Report back every line in the data that includes the string "Weather".

Stored items

☆ ☆ ☆

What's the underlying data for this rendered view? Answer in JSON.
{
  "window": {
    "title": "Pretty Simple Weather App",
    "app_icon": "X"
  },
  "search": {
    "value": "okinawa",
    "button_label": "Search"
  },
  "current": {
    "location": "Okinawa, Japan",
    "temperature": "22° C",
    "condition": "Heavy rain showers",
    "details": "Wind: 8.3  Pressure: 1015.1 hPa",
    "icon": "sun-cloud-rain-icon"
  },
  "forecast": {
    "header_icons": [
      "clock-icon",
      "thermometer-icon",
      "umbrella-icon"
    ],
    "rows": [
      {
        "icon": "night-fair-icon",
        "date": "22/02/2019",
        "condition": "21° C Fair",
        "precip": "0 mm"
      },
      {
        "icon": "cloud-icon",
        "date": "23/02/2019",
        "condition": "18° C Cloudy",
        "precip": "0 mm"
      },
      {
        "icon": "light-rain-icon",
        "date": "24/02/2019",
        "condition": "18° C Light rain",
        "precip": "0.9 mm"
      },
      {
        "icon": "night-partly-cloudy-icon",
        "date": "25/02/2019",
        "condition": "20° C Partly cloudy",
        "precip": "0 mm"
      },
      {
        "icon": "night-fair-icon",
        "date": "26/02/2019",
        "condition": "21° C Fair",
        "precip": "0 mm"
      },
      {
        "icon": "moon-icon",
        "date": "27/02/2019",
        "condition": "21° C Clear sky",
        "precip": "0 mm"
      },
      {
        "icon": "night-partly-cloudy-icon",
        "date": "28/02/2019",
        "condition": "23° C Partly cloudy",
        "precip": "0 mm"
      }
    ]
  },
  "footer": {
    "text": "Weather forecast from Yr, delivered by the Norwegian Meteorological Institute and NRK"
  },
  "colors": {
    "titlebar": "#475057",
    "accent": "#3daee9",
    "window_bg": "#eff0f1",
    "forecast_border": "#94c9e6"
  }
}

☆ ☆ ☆

ANSWER TO THE PROBLEM:
    "title": "Pretty Simple Weather App",
    "text": "Weather forecast from Yr, delivered by the Norwegian Meteorological Institute and NRK"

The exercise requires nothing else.